YOUR OBJECTIVE: List, from the lines below, each one with "this" in it.

(Beginning of DATA SUPPLIED)

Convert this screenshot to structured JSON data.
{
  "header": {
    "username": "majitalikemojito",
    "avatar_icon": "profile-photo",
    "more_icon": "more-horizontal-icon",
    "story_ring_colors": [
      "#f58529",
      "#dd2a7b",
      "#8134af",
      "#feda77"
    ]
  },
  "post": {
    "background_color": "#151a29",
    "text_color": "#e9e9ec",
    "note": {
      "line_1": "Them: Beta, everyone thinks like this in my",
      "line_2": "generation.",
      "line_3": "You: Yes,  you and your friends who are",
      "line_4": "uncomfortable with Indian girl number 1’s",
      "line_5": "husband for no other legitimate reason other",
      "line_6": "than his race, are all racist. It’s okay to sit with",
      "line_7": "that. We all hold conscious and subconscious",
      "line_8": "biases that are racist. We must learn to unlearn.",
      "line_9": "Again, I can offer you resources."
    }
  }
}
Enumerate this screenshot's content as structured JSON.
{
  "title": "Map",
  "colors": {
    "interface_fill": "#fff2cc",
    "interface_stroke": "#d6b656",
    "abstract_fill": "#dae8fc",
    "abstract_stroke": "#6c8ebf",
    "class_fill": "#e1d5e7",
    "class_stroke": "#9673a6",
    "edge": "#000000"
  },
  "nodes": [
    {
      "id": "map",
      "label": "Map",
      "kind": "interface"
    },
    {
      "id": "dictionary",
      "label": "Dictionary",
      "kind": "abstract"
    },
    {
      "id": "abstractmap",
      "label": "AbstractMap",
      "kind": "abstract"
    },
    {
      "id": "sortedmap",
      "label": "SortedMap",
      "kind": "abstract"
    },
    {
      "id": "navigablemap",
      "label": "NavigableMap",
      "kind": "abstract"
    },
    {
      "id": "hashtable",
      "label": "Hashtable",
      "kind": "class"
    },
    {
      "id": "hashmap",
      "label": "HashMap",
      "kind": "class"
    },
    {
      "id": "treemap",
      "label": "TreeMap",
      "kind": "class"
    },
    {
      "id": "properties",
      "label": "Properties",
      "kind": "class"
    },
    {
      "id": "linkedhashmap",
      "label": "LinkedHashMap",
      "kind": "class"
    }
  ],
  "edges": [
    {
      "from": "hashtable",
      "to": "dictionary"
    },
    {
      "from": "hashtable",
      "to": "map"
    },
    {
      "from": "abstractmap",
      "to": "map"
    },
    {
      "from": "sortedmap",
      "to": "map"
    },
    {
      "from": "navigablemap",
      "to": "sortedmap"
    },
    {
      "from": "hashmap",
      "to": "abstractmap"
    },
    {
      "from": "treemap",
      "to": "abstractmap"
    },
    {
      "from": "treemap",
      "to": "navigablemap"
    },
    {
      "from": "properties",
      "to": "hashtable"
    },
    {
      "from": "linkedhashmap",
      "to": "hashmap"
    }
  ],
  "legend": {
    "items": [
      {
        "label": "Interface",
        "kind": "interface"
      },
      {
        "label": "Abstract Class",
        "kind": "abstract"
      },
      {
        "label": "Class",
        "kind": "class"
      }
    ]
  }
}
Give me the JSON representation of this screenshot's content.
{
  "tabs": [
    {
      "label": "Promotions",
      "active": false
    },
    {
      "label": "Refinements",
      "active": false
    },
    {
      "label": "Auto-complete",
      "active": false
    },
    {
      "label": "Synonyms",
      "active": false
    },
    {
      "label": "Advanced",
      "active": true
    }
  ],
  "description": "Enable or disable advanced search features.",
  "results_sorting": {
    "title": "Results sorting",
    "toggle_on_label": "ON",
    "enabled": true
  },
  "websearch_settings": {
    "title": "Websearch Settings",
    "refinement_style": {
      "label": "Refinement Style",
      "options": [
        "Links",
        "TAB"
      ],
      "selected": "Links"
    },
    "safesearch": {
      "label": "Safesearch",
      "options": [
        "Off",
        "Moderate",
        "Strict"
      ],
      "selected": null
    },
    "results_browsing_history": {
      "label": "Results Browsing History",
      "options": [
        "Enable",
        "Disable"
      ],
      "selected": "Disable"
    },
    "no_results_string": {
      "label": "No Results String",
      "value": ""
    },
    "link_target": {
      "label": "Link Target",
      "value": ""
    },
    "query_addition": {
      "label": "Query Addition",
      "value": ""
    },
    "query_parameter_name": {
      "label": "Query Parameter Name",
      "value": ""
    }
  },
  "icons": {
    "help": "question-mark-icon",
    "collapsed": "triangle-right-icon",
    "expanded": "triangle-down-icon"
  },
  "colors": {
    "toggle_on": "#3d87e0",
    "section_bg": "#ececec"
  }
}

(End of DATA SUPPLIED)

TASK RESPONSE:
Convert this screenshot to structured JSON data.
      "line_1": "Them: Beta, everyone thinks like this in my",
Enumerate this screenshot's content as structured JSON.
Give me the JSON representation of this screenshot's content.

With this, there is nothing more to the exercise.